Thirdly, I had not been able to practice the guitar since well before the move into the new house, meaning I had a lot of practicing to do to make sure I remembered any of my usual playlist for the bonfire. I also first had to even find my capo, which ended up being in the first box I looked in, except that I didn't see it until the fourth time I looked in that particular box. Over five hours of practice was squeezed into one week's time and in that same week, I was also struggling to meet novel revision deadlines. It's a wonder I got out alive and playing the entirety of my playlist, plus "The Song of the Lonely Mountain" from the Hobbit, which I learned because I could not get it out of my head.

All of that being said, I hope you can excuse me.

Fourthly, for both reunions, you are supposed to bring a dish to pass. My husband made banana cake for his (at my suggestion because banana cake makes me happy). For my reunion, I made a scone recipe I originally found for the latest office potluck, which was ancestry themed.

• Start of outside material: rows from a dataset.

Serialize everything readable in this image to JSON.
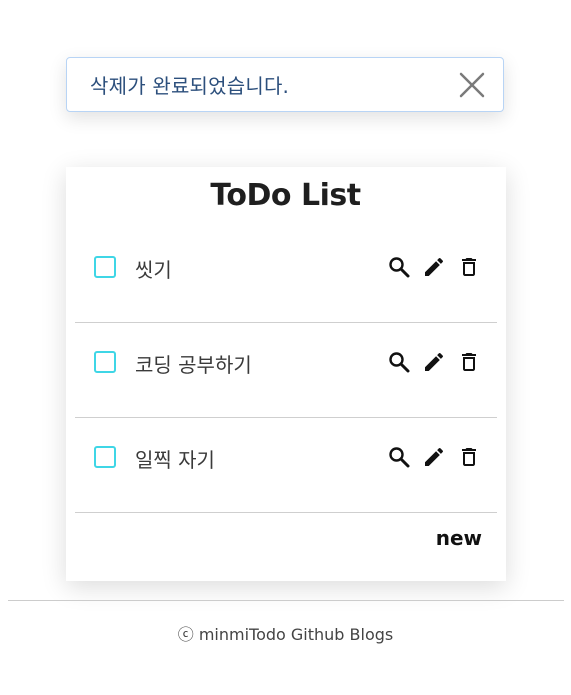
{
  "toast": {
    "message": "삭제가 완료되었습니다.",
    "close_icon": "close-icon"
  },
  "card": {
    "title": "ToDo List",
    "items": [
      {
        "label": "씻기",
        "checked": false
      },
      {
        "label": "코딩 공부하기",
        "checked": false
      },
      {
        "label": "일찍 자기",
        "checked": false
      }
    ],
    "icons": {
      "view": "search-icon",
      "edit": "pencil-icon",
      "delete": "trash-icon"
    },
    "new_label": "new"
  },
  "footer": {
    "text": "ⓒ minmiTodo Github Blogs"
  },
  "colors": {
    "toast_border": "#b8d4f5",
    "toast_text": "#2c4f7c",
    "checkbox_border": "#3fd6e6"
  }
}
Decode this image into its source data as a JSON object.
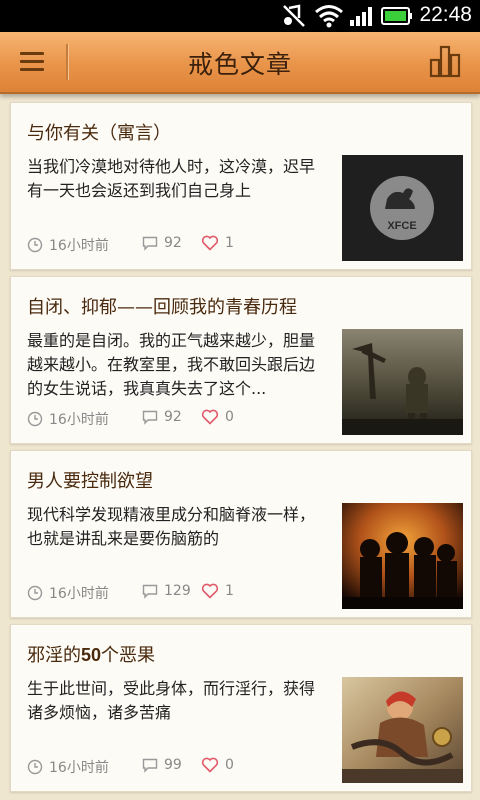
{
  "status_bar": {
    "time": "22:48"
  },
  "app_bar": {
    "title": "戒色文章"
  },
  "articles": [
    {
      "title": "与你有关（寓言）",
      "summary": "当我们冷漠地对待他人时，这冷漠，迟早有一天也会返还到我们自己身上",
      "time": "16小时前",
      "comments": "92",
      "likes": "1",
      "thumb_text": "XFCE"
    },
    {
      "title": "自闭、抑郁——回顾我的青春历程",
      "summary": "最重的是自闭。我的正气越来越少，胆量越来越小。在教室里，我不敢回头跟后边的女生说话，我真真失去了这个...",
      "time": "16小时前",
      "comments": "92",
      "likes": "0"
    },
    {
      "title": "男人要控制欲望",
      "summary": "现代科学发现精液里成分和脑脊液一样，也就是讲乱来是要伤脑筋的",
      "time": "16小时前",
      "comments": "129",
      "likes": "1"
    },
    {
      "title_prefix": "邪淫的",
      "title_number": "50",
      "title_suffix": "个恶果",
      "summary": "生于此世间，受此身体，而行淫行，获得诸多烦恼，诸多苦痛",
      "time": "16小时前",
      "comments": "99",
      "likes": "0"
    }
  ],
  "colors": {
    "app_bar": "#e9944a",
    "title_text": "#4a2a0e",
    "like_icon": "#e05a6a",
    "background": "#efe6d0"
  }
}
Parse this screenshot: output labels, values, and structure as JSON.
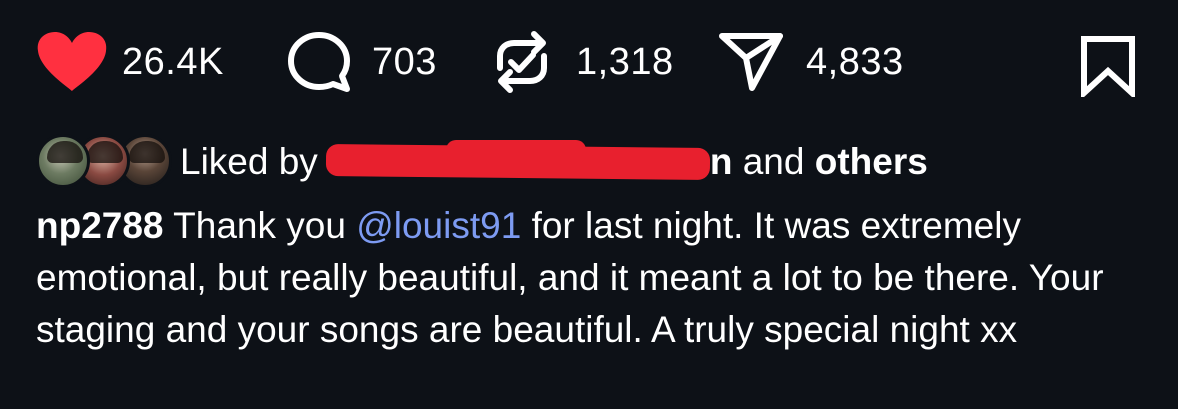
{
  "actions": {
    "likes": "26.4K",
    "comments": "703",
    "reposts": "1,318",
    "shares": "4,833"
  },
  "icons": {
    "like": "heart-icon",
    "comment": "comment-bubble-icon",
    "repost": "repost-icon",
    "share": "send-icon",
    "save": "bookmark-icon"
  },
  "colors": {
    "background": "#0d1117",
    "like": "#ff3040",
    "mention": "#7d9bf2",
    "redaction": "#e8202e"
  },
  "liked_by": {
    "prefix": "Liked by",
    "visible_name_end": "n",
    "middle": "and",
    "others": "others"
  },
  "caption": {
    "username": "np2788",
    "line1_before_mention": "Thank you",
    "mention": "@louist91",
    "rest": "for last night. It was extremely emotional, but really beautiful, and it meant a lot to be there. Your staging and your songs are beautiful. A truly special night xx"
  }
}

I'm a big mutt, but my last name is Scottish. Thus, I made oat scones. For the potluck, they had raspberries and semi-sweet chocolate chips in them, and I really thought after making them that they would have tasted better with white chocolate chips instead. For the union, I did that with half raspberries and half blueberries. The second batch ended up having a bit too much oat, but I love these scones and their little triangle shape, which I sadly forgot to photograph in my eagerness to eat them. Both times.

Berry Chocolate Chip Oat Scones

what you need:
1 1/2 cups white wheat flour
2 cups rolled or steel-cut oats
1/4 c sugar
4 teaspoons baking powder
1/2 teaspoon salt
1 cup berries (any variety). frozen beforehand at least overnight
1 egg, beaten
1 stick butter, melted
1/3 c milk
half a bag of chocolate chips (any variety)

1. Mix flour through berries in a large bowl. Then, make a well in the center and add egg through milk (mixed together in a small bowl) to the well. Mix until dough forms. Add chocolate chips. Mix again. I recommend white chocolate chips and 1/2 c raspberries and 1/2 c blueberries.

2. At this point, you can either make full size or bite size scones. For full size, separate the dough into two equal balls and flat them both onto a greased baking sheet until each is about 1/2 an inch thick, give or take. For bite size (which works well for a party), separate the dough into four equal balls instead and flatten to same thickness.

3. Use a knife to cut each circle of dough into eight equally sized wedges (cut into fourths and then cut each fourth in half), as in the image below:

4. Bake inan oven preheated to 425 degrees for 15 minutes. Scones are done when they have risen slightly and are lightly browned on top.

5. After the scones have cooled, cut then apart at the same lines you created before you baked them and either serve immediately or refrigerate.

They remind me of the raspberry scones I used to buy at my favorite coffee shop (which has since gone out of business) near John Carroll University. Tasty and healthy, full of fiber and fruit. What more could you want?